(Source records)
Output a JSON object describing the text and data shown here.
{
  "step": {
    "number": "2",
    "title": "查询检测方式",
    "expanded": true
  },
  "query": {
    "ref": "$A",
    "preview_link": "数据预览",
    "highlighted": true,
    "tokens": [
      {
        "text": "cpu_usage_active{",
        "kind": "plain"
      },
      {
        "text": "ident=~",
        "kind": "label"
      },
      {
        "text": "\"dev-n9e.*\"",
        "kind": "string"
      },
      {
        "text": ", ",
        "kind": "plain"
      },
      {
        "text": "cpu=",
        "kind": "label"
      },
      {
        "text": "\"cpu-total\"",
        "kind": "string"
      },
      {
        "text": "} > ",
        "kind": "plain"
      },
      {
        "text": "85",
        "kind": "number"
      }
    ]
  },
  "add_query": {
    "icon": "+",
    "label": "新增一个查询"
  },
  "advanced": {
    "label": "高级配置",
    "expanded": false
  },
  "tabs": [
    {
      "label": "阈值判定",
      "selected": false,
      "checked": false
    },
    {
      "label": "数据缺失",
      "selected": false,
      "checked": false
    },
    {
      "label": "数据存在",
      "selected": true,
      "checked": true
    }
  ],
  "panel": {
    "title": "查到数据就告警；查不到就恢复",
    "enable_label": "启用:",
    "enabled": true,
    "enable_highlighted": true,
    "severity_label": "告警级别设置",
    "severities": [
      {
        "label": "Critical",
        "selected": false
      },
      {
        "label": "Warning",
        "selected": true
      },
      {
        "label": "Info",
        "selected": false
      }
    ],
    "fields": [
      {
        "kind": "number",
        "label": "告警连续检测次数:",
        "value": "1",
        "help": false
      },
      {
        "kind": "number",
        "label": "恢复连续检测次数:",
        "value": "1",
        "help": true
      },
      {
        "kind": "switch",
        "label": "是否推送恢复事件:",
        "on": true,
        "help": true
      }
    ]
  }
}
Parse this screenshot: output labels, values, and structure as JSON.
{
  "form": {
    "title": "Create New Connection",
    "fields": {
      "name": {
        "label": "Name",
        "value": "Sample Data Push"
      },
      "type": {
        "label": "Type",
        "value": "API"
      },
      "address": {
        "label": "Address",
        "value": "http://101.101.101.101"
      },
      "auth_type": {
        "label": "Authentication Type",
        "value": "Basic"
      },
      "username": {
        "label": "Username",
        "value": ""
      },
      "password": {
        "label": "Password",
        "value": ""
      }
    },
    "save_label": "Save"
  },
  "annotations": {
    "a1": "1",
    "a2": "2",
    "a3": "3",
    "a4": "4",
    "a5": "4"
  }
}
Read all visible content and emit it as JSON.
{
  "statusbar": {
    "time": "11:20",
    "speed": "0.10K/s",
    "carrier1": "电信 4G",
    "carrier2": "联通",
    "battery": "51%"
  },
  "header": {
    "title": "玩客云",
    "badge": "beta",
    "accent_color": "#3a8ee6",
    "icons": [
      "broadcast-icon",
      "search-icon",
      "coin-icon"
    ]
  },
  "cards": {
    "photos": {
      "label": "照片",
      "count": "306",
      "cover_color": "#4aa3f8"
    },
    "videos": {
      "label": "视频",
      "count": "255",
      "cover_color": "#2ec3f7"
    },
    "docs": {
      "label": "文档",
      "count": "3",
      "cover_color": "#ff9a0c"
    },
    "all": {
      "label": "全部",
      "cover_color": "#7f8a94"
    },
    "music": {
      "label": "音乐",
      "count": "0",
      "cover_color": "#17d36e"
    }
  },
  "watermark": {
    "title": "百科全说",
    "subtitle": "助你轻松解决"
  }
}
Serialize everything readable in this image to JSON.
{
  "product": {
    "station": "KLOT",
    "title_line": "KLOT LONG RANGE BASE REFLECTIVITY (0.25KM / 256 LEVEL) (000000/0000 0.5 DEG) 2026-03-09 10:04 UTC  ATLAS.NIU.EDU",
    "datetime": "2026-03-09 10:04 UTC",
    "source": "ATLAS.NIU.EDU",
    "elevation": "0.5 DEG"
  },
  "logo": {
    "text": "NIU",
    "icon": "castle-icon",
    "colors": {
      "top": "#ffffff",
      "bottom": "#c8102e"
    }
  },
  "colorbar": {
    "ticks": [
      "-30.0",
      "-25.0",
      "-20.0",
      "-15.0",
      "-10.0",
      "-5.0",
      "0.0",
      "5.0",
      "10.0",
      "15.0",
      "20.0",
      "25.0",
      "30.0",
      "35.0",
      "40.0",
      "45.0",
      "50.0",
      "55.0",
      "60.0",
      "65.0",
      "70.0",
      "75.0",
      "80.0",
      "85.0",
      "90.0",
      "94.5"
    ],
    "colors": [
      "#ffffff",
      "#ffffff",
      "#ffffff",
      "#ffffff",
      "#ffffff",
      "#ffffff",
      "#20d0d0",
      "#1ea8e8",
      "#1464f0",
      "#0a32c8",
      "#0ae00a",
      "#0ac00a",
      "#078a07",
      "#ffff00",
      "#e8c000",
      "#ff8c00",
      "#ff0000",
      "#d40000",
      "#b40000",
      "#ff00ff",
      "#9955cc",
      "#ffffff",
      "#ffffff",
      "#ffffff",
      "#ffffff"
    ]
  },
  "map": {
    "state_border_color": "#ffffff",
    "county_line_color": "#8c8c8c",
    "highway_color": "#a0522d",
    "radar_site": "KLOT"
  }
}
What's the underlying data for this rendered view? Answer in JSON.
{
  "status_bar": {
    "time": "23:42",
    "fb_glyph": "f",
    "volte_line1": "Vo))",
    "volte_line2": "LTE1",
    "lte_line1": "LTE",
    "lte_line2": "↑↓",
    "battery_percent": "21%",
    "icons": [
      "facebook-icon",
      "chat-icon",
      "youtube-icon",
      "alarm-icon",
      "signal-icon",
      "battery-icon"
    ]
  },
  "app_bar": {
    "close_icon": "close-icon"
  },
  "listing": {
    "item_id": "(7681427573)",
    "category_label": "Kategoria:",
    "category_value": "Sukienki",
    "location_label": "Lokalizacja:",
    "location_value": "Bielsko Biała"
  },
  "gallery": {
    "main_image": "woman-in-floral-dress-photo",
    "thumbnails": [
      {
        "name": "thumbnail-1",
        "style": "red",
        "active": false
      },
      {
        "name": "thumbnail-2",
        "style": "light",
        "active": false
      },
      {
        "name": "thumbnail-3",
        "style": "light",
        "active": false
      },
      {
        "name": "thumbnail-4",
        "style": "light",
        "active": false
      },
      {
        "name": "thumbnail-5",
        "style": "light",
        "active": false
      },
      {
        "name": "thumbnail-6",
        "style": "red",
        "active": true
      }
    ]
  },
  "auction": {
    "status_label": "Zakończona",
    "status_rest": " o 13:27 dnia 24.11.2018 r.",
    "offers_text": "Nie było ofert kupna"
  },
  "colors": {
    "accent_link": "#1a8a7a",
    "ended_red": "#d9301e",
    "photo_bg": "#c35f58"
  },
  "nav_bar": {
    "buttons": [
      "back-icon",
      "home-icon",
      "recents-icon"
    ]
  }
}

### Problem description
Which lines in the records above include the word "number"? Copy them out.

### Reply to the exercise
    "number": "2",
        "kind": "number"
        "kind": "number",
        "kind": "number",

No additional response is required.